Records drawn from a dataset:
--

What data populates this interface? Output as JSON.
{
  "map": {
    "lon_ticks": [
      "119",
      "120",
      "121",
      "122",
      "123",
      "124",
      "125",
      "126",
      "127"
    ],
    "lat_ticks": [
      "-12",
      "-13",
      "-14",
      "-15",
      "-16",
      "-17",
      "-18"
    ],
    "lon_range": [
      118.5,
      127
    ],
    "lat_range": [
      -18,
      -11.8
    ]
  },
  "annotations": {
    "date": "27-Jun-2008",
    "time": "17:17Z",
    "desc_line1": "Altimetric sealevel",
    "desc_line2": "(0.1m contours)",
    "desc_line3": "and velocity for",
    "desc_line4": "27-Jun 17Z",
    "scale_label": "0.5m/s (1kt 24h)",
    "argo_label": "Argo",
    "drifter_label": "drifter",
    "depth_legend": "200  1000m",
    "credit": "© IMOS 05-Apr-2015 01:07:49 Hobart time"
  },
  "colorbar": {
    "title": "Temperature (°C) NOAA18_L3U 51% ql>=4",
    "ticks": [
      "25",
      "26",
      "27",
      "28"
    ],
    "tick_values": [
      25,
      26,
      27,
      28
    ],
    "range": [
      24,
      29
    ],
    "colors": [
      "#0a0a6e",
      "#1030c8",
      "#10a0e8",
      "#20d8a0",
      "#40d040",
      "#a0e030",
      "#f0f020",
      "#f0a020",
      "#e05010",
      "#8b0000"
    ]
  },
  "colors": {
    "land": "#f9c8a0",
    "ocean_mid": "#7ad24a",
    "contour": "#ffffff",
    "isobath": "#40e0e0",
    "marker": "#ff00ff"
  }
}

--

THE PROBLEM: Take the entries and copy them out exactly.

EXERCISE RESULT:
What data populates this interface? Output as JSON.
{
  "map": {
    "lon_ticks": [
      "119",
      "120",
      "121",
      "122",
      "123",
      "124",
      "125",
      "126",
      "127"
    ],
    "lat_ticks": [
      "-12",
      "-13",
      "-14",
      "-15",
      "-16",
      "-17",
      "-18"
    ],
    "lon_range": [
      118.5,
      127
    ],
    "lat_range": [
      -18,
      -11.8
    ]
  },
  "annotations": {
    "date": "27-Jun-2008",
    "time": "17:17Z",
    "desc_line1": "Altimetric sealevel",
    "desc_line2": "(0.1m contours)",
    "desc_line3": "and velocity for",
    "desc_line4": "27-Jun 17Z",
    "scale_label": "0.5m/s (1kt 24h)",
    "argo_label": "Argo",
    "drifter_label": "drifter",
    "depth_legend": "200  1000m",
    "credit": "© IMOS 05-Apr-2015 01:07:49 Hobart time"
  },
  "colorbar": {
    "title": "Temperature (°C) NOAA18_L3U 51% ql>=4",
    "ticks": [
      "25",
      "26",
      "27",
      "28"
    ],
    "tick_values": [
      25,
      26,
      27,
      28
    ],
    "range": [
      24,
      29
    ],
    "colors": [
      "#0a0a6e",
      "#1030c8",
      "#10a0e8",
      "#20d8a0",
      "#40d040",
      "#a0e030",
      "#f0f020",
      "#f0a020",
      "#e05010",
      "#8b0000"
    ]
  },
  "colors": {
    "land": "#f9c8a0",
    "ocean_mid": "#7ad24a",
    "contour": "#ffffff",
    "isobath": "#40e0e0",
    "marker": "#ff00ff"
  }
}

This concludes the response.